====== Stored data ======
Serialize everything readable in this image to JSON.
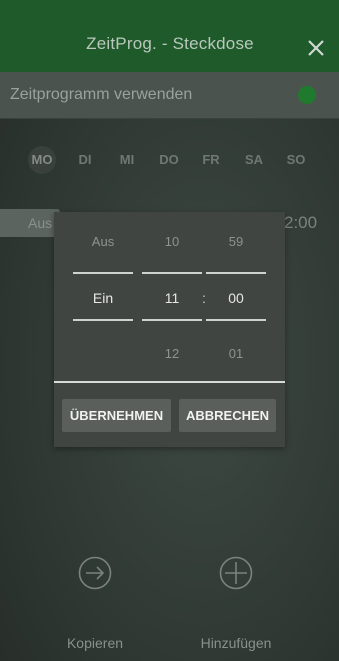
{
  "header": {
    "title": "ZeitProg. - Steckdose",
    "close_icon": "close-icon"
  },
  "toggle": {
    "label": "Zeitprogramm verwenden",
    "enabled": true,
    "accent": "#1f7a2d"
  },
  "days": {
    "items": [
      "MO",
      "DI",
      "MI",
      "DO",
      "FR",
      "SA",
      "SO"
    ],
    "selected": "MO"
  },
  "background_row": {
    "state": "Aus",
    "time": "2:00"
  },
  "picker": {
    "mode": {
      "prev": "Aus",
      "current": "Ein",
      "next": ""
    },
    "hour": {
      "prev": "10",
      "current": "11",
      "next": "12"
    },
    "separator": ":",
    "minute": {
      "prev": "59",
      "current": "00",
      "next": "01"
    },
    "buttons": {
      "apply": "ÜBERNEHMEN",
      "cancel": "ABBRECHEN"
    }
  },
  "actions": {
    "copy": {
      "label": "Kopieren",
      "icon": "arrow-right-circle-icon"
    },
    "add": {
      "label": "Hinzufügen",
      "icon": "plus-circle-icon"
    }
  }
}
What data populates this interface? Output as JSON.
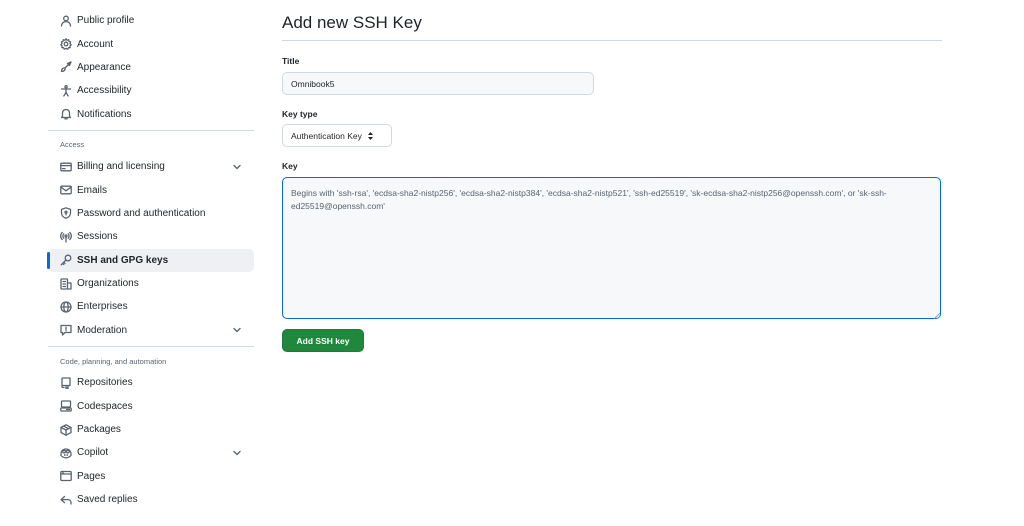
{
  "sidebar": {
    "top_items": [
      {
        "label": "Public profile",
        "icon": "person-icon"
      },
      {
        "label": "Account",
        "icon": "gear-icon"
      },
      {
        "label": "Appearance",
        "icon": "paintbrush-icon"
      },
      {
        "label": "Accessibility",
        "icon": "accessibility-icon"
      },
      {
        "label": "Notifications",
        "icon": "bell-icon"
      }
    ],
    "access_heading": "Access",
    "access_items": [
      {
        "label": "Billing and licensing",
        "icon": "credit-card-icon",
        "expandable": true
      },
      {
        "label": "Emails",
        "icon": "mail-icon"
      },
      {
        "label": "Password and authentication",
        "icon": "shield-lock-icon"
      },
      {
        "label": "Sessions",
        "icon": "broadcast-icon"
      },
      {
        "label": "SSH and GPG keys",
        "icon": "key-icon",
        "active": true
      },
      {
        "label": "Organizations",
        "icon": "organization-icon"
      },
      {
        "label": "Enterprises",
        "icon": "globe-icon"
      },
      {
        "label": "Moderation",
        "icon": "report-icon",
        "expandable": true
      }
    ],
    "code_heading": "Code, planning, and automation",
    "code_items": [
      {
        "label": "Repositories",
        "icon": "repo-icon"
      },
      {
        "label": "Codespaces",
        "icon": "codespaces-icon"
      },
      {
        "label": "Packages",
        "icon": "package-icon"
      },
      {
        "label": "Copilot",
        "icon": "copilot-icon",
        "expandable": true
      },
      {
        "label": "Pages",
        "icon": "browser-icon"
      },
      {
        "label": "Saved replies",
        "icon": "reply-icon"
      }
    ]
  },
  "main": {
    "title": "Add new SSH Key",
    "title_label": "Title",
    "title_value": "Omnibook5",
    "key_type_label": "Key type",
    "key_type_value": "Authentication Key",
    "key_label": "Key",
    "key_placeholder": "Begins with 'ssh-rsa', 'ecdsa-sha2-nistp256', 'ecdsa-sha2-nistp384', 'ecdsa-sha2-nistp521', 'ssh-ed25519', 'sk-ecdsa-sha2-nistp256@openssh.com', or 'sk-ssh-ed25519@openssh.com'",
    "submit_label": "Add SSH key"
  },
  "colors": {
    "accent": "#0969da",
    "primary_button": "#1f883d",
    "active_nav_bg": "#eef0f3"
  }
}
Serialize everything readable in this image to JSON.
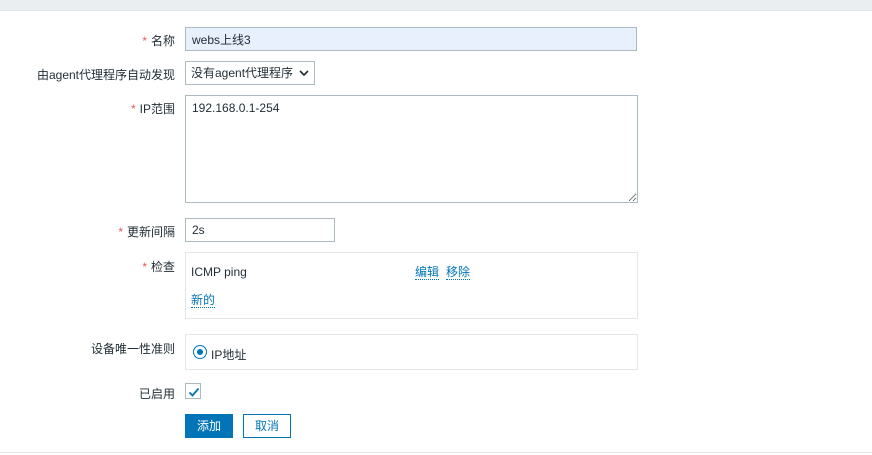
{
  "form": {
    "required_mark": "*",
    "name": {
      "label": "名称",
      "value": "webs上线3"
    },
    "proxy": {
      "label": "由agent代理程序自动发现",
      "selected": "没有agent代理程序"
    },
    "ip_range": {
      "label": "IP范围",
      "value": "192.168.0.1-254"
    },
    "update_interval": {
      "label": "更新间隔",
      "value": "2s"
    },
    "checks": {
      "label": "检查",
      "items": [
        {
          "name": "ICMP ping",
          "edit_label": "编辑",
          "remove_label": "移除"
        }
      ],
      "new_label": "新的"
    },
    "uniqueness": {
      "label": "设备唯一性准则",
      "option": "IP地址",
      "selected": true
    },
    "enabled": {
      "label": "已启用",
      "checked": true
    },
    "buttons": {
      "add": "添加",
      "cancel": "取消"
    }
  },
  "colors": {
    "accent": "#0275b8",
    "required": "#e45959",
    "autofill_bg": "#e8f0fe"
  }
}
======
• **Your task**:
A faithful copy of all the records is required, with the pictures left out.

• **Exercise response**:
Serialize everything readable in this image to JSON.
{
  "header": {
    "title": "ZeitProg. - Steckdose",
    "close_icon": "close-icon"
  },
  "toggle": {
    "label": "Zeitprogramm verwenden",
    "enabled": true,
    "accent": "#1f7a2d"
  },
  "days": {
    "items": [
      "MO",
      "DI",
      "MI",
      "DO",
      "FR",
      "SA",
      "SO"
    ],
    "selected": "MO"
  },
  "background_row": {
    "state": "Aus",
    "time": "2:00"
  },
  "picker": {
    "mode": {
      "prev": "Aus",
      "current": "Ein",
      "next": ""
    },
    "hour": {
      "prev": "10",
      "current": "11",
      "next": "12"
    },
    "separator": ":",
    "minute": {
      "prev": "59",
      "current": "00",
      "next": "01"
    },
    "buttons": {
      "apply": "ÜBERNEHMEN",
      "cancel": "ABBRECHEN"
    }
  },
  "actions": {
    "copy": {
      "label": "Kopieren",
      "icon": "arrow-right-circle-icon"
    },
    "add": {
      "label": "Hinzufügen",
      "icon": "plus-circle-icon"
    }
  }
}
What data populates this interface? Output as JSON.
{
  "sidebar": {
    "top_items": [
      {
        "label": "Public profile",
        "icon": "person-icon"
      },
      {
        "label": "Account",
        "icon": "gear-icon"
      },
      {
        "label": "Appearance",
        "icon": "paintbrush-icon"
      },
      {
        "label": "Accessibility",
        "icon": "accessibility-icon"
      },
      {
        "label": "Notifications",
        "icon": "bell-icon"
      }
    ],
    "access_heading": "Access",
    "access_items": [
      {
        "label": "Billing and licensing",
        "icon": "credit-card-icon",
        "expandable": true
      },
      {
        "label": "Emails",
        "icon": "mail-icon"
      },
      {
        "label": "Password and authentication",
        "icon": "shield-lock-icon"
      },
      {
        "label": "Sessions",
        "icon": "broadcast-icon"
      },
      {
        "label": "SSH and GPG keys",
        "icon": "key-icon",
        "active": true
      },
      {
        "label": "Organizations",
        "icon": "organization-icon"
      },
      {
        "label": "Enterprises",
        "icon": "globe-icon"
      },
      {
        "label": "Moderation",
        "icon": "report-icon",
        "expandable": true
      }
    ],
    "code_heading": "Code, planning, and automation",
    "code_items": [
      {
        "label": "Repositories",
        "icon": "repo-icon"
      },
      {
        "label": "Codespaces",
        "icon": "codespaces-icon"
      },
      {
        "label": "Packages",
        "icon": "package-icon"
      },
      {
        "label": "Copilot",
        "icon": "copilot-icon",
        "expandable": true
      },
      {
        "label": "Pages",
        "icon": "browser-icon"
      },
      {
        "label": "Saved replies",
        "icon": "reply-icon"
      }
    ]
  },
  "main": {
    "title": "Add new SSH Key",
    "title_label": "Title",
    "title_value": "Omnibook5",
    "key_type_label": "Key type",
    "key_type_value": "Authentication Key",
    "key_label": "Key",
    "key_placeholder": "Begins with 'ssh-rsa', 'ecdsa-sha2-nistp256', 'ecdsa-sha2-nistp384', 'ecdsa-sha2-nistp521', 'ssh-ed25519', 'sk-ecdsa-sha2-nistp256@openssh.com', or 'sk-ssh-ed25519@openssh.com'",
    "submit_label": "Add SSH key"
  },
  "colors": {
    "accent": "#0969da",
    "primary_button": "#1f883d",
    "active_nav_bg": "#eef0f3"
  }
}
Serialize everything readable in this image to JSON.
{
  "form": {
    "required_mark": "*",
    "name": {
      "label": "名称",
      "value": "webs上线3"
    },
    "proxy": {
      "label": "由agent代理程序自动发现",
      "selected": "没有agent代理程序"
    },
    "ip_range": {
      "label": "IP范围",
      "value": "192.168.0.1-254"
    },
    "update_interval": {
      "label": "更新间隔",
      "value": "2s"
    },
    "checks": {
      "label": "检查",
      "items": [
        {
          "name": "ICMP ping",
          "edit_label": "编辑",
          "remove_label": "移除"
        }
      ],
      "new_label": "新的"
    },
    "uniqueness": {
      "label": "设备唯一性准则",
      "option": "IP地址",
      "selected": true
    },
    "enabled": {
      "label": "已启用",
      "checked": true
    },
    "buttons": {
      "add": "添加",
      "cancel": "取消"
    }
  },
  "colors": {
    "accent": "#0275b8",
    "required": "#e45959",
    "autofill_bg": "#e8f0fe"
  }
}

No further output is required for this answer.